Further along the docks is the Sea Museum, Galata Museo del Mare, the Mediterranean’s biggest. With interactive and innovative exhibits, theatrical backdrops, and faithful reproductions that include a Genoese galleon of the 1600s, a brig-schooner of the 1800s, and ocean liner cabins, it also holds Memories and Migration, and includes in its ticket a visit to Italy’s biggest submarine, the S 518 Nazario Sauro. 

Beyond the Porto Antico area, Genoa has other attractions for children. The castle Castello D'Albertis holds the Museum of World Cultures, but the ride to get there is half the fun. Near the Principe train station, a public elevator, Ascensore di Montegalletto, is first a train, and then an elevator going up 26 stories to the castle where Sea Captain D'Albertis brought his collection from his voyages in the Americas, Africa, Asia and Oceania.

Children will love the stuffed sharks and manta rays hanging from the ceiling above the marble stairs of the Natural History Museum, Giacomo Doria Museo di Storia Naturale, where they can also see a huge whale skeleton, mammoths, insects on pins, and lots of other bottled specimens.

Then there is the Ducal Palace, the Red Palace, and other museums that offer educational workshops, and the events organized in the city, especially the Festival of the Sciences, held at the end of October. The “Festival Circumnavigando” in December features circus shows and street artists. The Suq, held in June in Porto Antico is a third world bazaar, with multi-ethnic shows and workshops, some for children.

Take some long walks along the sea in Corso Italia or on the sea boulevard in Nervi. Feed the wildlife and play in the parks like Villetta di Negro, Villa Croce, Acquasola, the Parks of Nervi, or Villa Serra di Comago. Take a swim in the sea on Corso Italia, or in Nervi or Voltri, or in a swimming pool at the Piscina al Porto Antico or that of Albaro. Grab an ice cream in Boccadasse.

Check out the local paper, as well. You will be sure to find more than one theatre show dedicated to children among the

Teatro dei Cappuccini, Teatro della Tosse, Teatro dell'Archivolto, Teatro del Piccione, Teatro dell'Ortica. There may be marionettes, or even a children’s educational workshop on offer.

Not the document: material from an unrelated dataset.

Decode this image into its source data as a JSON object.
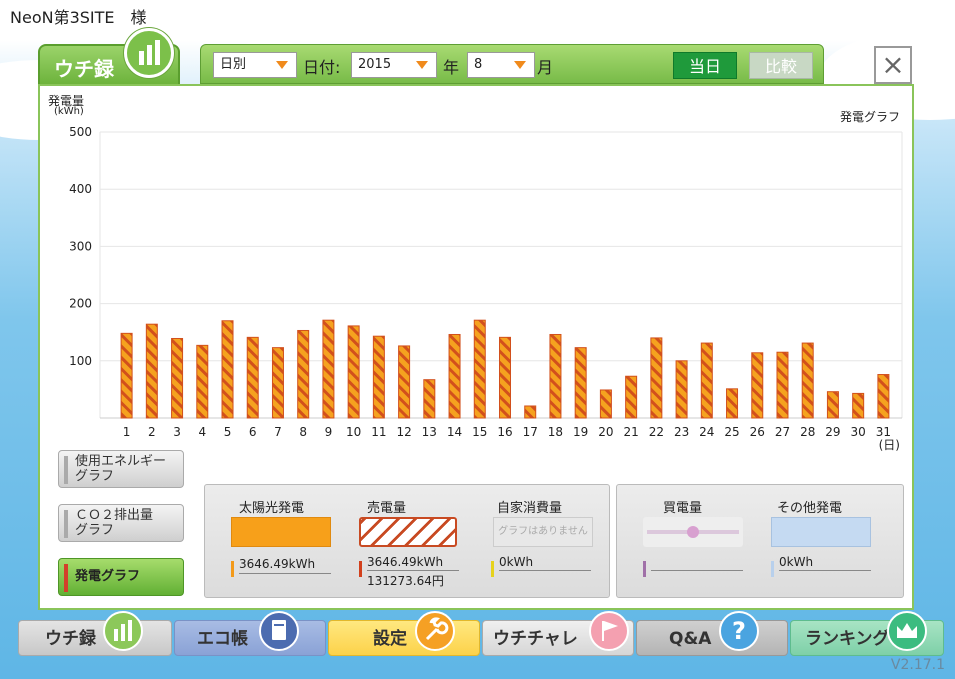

Genoa in December also hosts the biggest traveling amusement park in Europe.

How to Get Your Energy Back

Start your day the traditional Genoese way with a piece of hot focaccia straight out of the oven and a caffelatte! Then, between one visit and another, snack on chick pea flour pancakes (farinata), chick pea flour croquettes (panissa) and fried dough with herbs (frisceu). Genoa has ancient fry-up shops, the friggitorie di Sottoripa, with their white tiled walls and a line of clients stand to buy a snack. Focaccerie and friggitorie can be found across the region. In Sanremo, the traditional pizza is called the “sardenaira”. It is exquisite!

For lunch try a plate full of pasta with typical Genoese pesto (Genoa is the home of pesto). Typical Ligurian pasta can be troffie. Followed by a salty pie, for example made from mustard greens and using Ligurian prescinseua soft cheese.

For dessert, butter cookies (canestrelli), or pastry and marmalade gobelletti or baci di dama (ladies’ kisses – made from hazelnut flour and chocolate), ice cream or semifreddi – try the latte caffè taste called pànera typical of Genoa, which is well-loved by young and old alike. Also famous in Liguria are the traditional pastries and chocolates. Chocolates from Genoa have their own top quality seal!